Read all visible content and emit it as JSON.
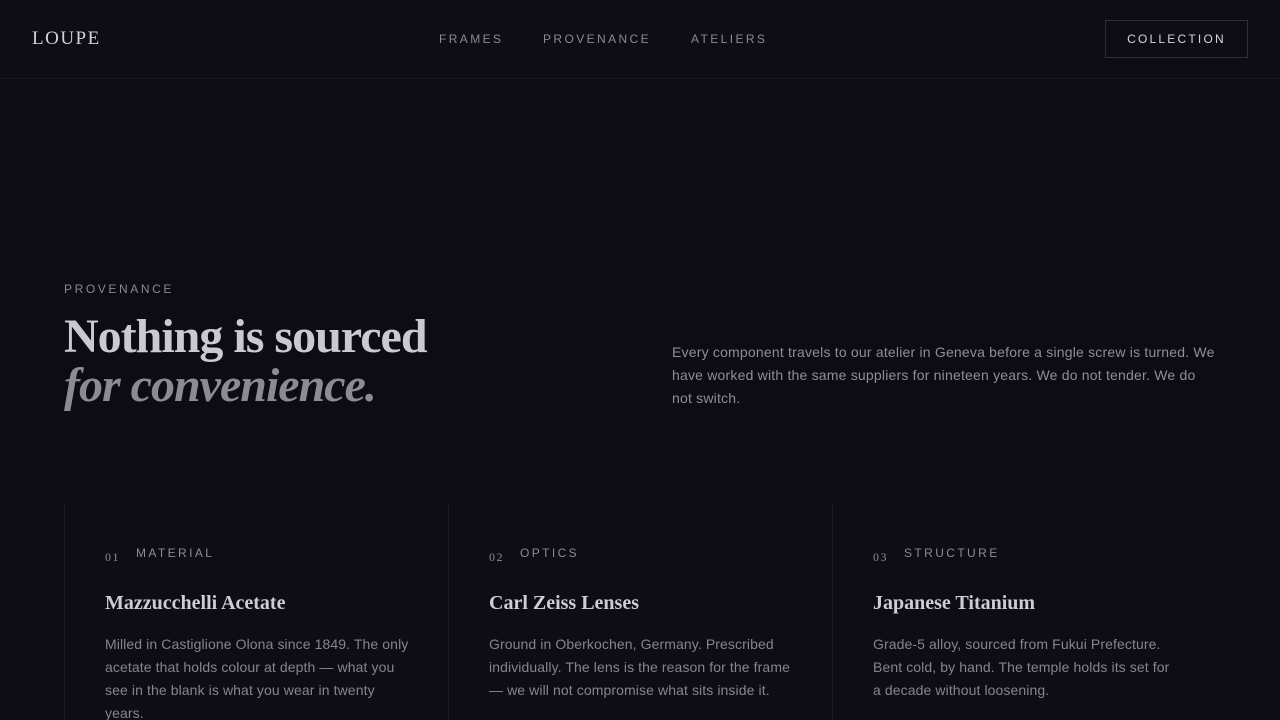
{
  "header": {
    "logo": "LOUPE",
    "nav": [
      {
        "label": "FRAMES"
      },
      {
        "label": "PROVENANCE"
      },
      {
        "label": "ATELIERS"
      }
    ],
    "cta_label": "COLLECTION"
  },
  "hero": {
    "eyebrow": "PROVENANCE",
    "headline_line1": "Nothing is sourced",
    "headline_line2": "for convenience.",
    "lede": "Every component travels to our atelier in Geneva before a single screw is turned. We have worked with the same suppliers for nineteen years. We do not tender. We do not switch."
  },
  "cards": [
    {
      "number": "01",
      "kicker": "MATERIAL",
      "title": "Mazzucchelli Acetate",
      "body": "Milled in Castiglione Olona since 1849. The only acetate that holds colour at depth — what you see in the blank is what you wear in twenty years."
    },
    {
      "number": "02",
      "kicker": "OPTICS",
      "title": "Carl Zeiss Lenses",
      "body": "Ground in Oberkochen, Germany. Prescribed individually. The lens is the reason for the frame — we will not compromise what sits inside it."
    },
    {
      "number": "03",
      "kicker": "STRUCTURE",
      "title": "Japanese Titanium",
      "body": "Grade-5 alloy, sourced from Fukui Prefecture. Bent cold, by hand. The temple holds its set for a decade without loosening."
    }
  ]
}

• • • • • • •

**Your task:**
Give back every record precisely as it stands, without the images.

**Solved exercise:**
Read all visible content and emit it as JSON.
{
  "header": {
    "logo": "LOUPE",
    "nav": [
      {
        "label": "FRAMES"
      },
      {
        "label": "PROVENANCE"
      },
      {
        "label": "ATELIERS"
      }
    ],
    "cta_label": "COLLECTION"
  },
  "hero": {
    "eyebrow": "PROVENANCE",
    "headline_line1": "Nothing is sourced",
    "headline_line2": "for convenience.",
    "lede": "Every component travels to our atelier in Geneva before a single screw is turned. We have worked with the same suppliers for nineteen years. We do not tender. We do not switch."
  },
  "cards": [
    {
      "number": "01",
      "kicker": "MATERIAL",
      "title": "Mazzucchelli Acetate",
      "body": "Milled in Castiglione Olona since 1849. The only acetate that holds colour at depth — what you see in the blank is what you wear in twenty years."
    },
    {
      "number": "02",
      "kicker": "OPTICS",
      "title": "Carl Zeiss Lenses",
      "body": "Ground in Oberkochen, Germany. Prescribed individually. The lens is the reason for the frame — we will not compromise what sits inside it."
    },
    {
      "number": "03",
      "kicker": "STRUCTURE",
      "title": "Japanese Titanium",
      "body": "Grade-5 alloy, sourced from Fukui Prefecture. Bent cold, by hand. The temple holds its set for a decade without loosening."
    }
  ]
}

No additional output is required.